That is the plight of a player who has made just one tour with the USA, one that included a gritty performance of 3 for 11 in 5.4 overs followed by 31 not out in a two-wicket win over Oman. Imagine how Nadkarni must feel having poured his heart and soul into the USA uniform for four years. He’s been a match-winner on so many occasions, a huge reason why USA went from Division Five to Division Three in the span of six months, and he can’t even get a single phone call to say why he’s been left out. Instead, he finds out second-hand, by reading a report in the media, that the chief selector thinks he’s unfit. Or, even crueler, he gets to hear through a game of Chinese Whispers that one of the other selectors felt he should be dropped because the selector thinks he can’t pull or cut. It’s incredibly insulting and shows a fundamental lack of respect for Nadkarni or any other player who has suited up for the national team.
Fans may remember that Abrar Ahmad, Sunny Khan and Sew Shivnarine were not invited to Florida last year for USACA Senior Nationals while USA vice-captain Nadkarni, who was not playing in the tournament, was flown in to help USA captain Steve Massiah and USA coach Clayton Lambert select the team for Hong Kong. With the exception of The Pearls Cup matches against Jamaica in Florida last year, I have never seen Abrar Ahmad, Sunny Khan or Sew Shivnarine present at any match the USA senior team has played.
The first match I covered involving the USA senior team was in Abu Dhabi against Scotland in February 2010. I have been present for four international tournaments that the senior team has played in – 2010 World Twenty20 Qualifier in the UAE, ICC WCL Division Five in Nepal, Division Four in Italy, Division Three in Hong Kong – and these men were not present.

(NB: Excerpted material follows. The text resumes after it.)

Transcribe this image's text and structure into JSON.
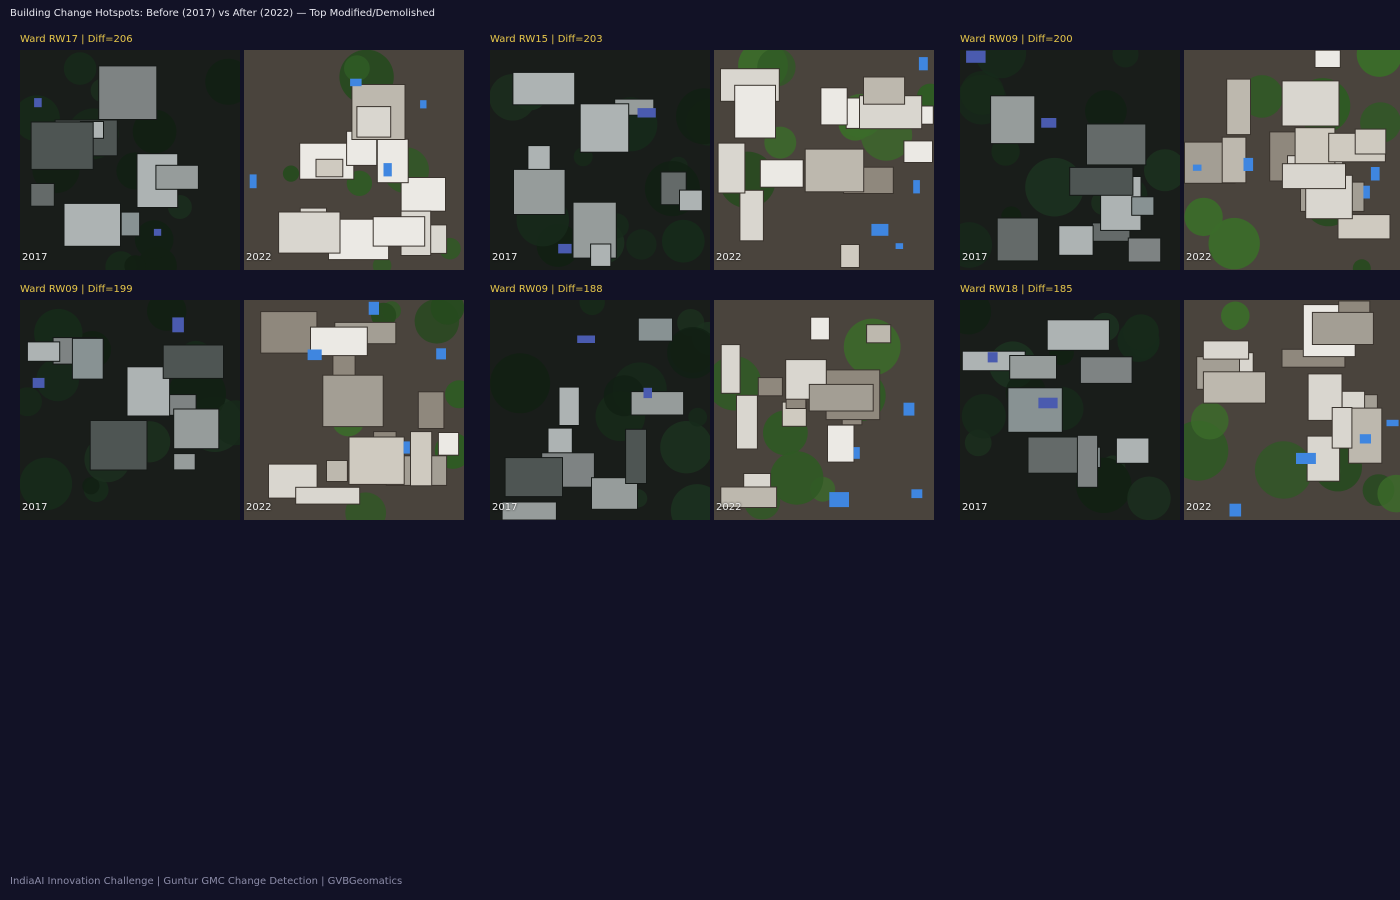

On the other hand, Massiah, Nadkarni and Lambert – despite any bias or conflict of interest they may have had from being teammates or former teammates of the players involved – were definitely present at all of those tournaments to witness and assess how everyone performed. How can Ahmad, Sunny Khan and Shivnarine properly evaluate players on performances which they’ve never witnessed?
Heading into the selection trials that took place two weeks ago, the expectation was that multiple players would be added and dropped from the USA national team due to a change in formats from 50-over to Twenty20 as well as the fact that USA finished last in Hong Kong. However, the process used to arrive at decisions which have a dramatic effect on the careers of many individuals is a total disgrace, from the grotesque condition of the grounds used in New Jersey for the USACA Twenty20 Nationals to the erratic, inconsistent, hypocritical reasoning and methods used for selection. USACA has sucker punched one of its best assets in Sushil Nadkarni, as well as many other players, and shattered the confidence of its stakeholders.